Ed Cairns, an Oxfam senior policy adviser, looks back on a very mixed year in the response to humanitarian crises.
You might not have noticed it from the headlines, but this year Oxfam has responded to more crises than ever before. Not megadisasters like Haiti’s earthquake in 2010, but the daily struggle for survival that has just got worse in places like the West African countries of the Sahel. The dearth of headlines may of course also be because much of the world has been preoccupied with its own problems – the Eurozone in crisis, China slowing down, and the US teetering on its fiscal cliff. Perhaps that is why the UN expects this year’s humanitarian appeals to end 2012 around 63% filled. That’s $3 billion of aid to save lives not given – no worse than last year, but significantly down from the pre-recession days of 2007, ’08 and ’09 when such appeals reached more than 70% of their targets.

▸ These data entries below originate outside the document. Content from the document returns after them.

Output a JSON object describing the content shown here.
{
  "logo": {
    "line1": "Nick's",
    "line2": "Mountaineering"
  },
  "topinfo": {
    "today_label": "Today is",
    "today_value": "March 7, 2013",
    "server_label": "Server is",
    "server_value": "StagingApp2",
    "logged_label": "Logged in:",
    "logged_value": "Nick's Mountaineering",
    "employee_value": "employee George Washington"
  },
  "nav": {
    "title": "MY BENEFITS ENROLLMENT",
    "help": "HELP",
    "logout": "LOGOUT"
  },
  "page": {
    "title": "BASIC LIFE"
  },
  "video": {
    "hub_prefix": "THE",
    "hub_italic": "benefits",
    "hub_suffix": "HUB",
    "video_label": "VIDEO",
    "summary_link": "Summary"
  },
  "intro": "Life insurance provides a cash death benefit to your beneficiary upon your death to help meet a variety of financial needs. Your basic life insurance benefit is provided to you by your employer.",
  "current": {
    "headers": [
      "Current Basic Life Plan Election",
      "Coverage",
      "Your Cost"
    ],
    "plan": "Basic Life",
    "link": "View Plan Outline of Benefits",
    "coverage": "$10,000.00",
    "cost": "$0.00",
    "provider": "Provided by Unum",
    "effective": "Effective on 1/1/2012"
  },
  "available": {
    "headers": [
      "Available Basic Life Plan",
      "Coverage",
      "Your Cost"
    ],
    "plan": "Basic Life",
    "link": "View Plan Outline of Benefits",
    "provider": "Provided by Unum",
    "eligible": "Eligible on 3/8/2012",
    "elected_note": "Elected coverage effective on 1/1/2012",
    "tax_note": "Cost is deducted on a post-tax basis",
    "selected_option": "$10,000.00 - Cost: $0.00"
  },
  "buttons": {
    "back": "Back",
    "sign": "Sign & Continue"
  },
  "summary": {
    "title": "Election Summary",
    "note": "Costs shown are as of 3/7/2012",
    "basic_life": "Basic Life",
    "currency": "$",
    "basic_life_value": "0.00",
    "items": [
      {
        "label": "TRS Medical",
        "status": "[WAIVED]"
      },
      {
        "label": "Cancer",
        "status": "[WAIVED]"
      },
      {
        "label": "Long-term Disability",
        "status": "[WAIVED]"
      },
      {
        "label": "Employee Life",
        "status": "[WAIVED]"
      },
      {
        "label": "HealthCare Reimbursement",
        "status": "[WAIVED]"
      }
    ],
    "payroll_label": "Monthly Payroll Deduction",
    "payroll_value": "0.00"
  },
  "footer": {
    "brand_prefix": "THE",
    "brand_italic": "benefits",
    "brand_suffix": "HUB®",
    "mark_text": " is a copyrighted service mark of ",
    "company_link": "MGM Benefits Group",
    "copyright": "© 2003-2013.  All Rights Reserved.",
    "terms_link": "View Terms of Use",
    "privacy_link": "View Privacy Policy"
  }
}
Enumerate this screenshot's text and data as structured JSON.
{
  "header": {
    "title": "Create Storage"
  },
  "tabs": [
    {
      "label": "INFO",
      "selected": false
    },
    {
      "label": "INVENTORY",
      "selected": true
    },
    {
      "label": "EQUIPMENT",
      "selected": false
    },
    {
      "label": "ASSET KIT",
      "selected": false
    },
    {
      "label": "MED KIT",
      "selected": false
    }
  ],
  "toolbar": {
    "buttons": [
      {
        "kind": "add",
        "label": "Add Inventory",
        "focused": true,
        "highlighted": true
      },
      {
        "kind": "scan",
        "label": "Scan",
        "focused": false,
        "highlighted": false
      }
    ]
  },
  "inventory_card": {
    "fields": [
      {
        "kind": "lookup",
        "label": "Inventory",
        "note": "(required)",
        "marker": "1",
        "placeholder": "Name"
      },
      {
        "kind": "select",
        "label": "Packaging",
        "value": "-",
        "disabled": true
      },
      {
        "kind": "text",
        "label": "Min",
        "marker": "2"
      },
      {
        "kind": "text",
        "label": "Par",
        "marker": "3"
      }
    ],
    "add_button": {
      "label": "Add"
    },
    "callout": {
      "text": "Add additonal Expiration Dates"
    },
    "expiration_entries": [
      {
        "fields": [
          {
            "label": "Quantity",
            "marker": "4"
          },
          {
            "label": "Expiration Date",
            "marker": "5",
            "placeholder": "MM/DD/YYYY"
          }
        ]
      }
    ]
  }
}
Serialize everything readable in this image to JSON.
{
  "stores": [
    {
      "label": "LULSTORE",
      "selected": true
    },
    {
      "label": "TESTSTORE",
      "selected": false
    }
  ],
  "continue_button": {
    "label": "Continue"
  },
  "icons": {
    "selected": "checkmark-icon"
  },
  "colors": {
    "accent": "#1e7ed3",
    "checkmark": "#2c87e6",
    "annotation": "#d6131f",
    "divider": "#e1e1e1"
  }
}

This year, one crisis came on top of another – sometimes literally. Like northern Mali’s rebellion in April which has forced some 360,000 from their homes, including 160,000 seeking refuge in Mali’s impoverished neighbours. For – without even mentioning Syria – 2012 has not really been a good year for peace. Last week, the UN launched a review of its peacekeeping in Congo after its mission let rebels force 140.000 people from the city of Goma. According to Tariq Rieb, an Oxfam colleague in Congo, the UN’s performance fell ‘way short of what anyone would expect.’ And this only a month after another UN review slammed the UN role in Sri Lanka, where UN and other aid workers failed to do what they could to protect civilians in 2009.
Too many aid workers still think their responsibility ends with providing material necessities, while in many crises what people ask for, even more, is safety. Twenty years after we searched our souls in Bosnia for sending aid to the ‘well-fed dead’ – who nobody was protecting from murder and rape – we still have a long way to go. Although humanitarian aid has come on by leaps and bounds in quality and professionalism, the dilemmas of working in conflicts are proving more stubborn. While what has come to light in Sri Lanka and Congo should prompt a profound look at why the UN, including peacekeeping, is not better at protecting people from, to quote its founders in 1945, the ‘scourge of war’.
Not everything of course is so bleak. Gaza at least got a ceasefire. And in other humanitarian crises, there is a real sense that governments and organisations on the ground are getting better at coping with disasters. Tragically, this month hundreds were killed by Typhoon Bopha in the southern Philippines, but the local Humanitarian Response Consortium went immediately into action to get safe water to the stricken areas, and launch cash-for-work programmes so that families could buy food, clothing and shelter. The local authorities too were well prepared,
tangible proof of how the Philippines has built its national capacity to handle disasters since 2009.
Just as well actually, because the Philippines, like so much of the world, is likely to see more such weather-related disasters in future. So it was not good that, a few thousand miles away in Doha, the world failed to agree much of anything at the latest talks on climate change. There was no big new commitment to cut emissions, while the earth continues, on its current trends, towards the 2C temperature rise that most scientists warn us about. If those trends continue, we can expect more climate-related disasters, and a lot more humanitarian need. And perhaps most worrying of all, coastal areas, like parts of Bangladesh, going under water – despite the progress that has been done to make them less vulnerable to disaster. In one part of south west Bangladesh, Oxfam is leading a consortium building 11,000 shelters, homes and latrines on plinths above flood levels. But if the world fails to tackle climate change, will that really help? We don’t honestly know. And because of that, this year’s greatest humanitarian disaster was probably in… Doha.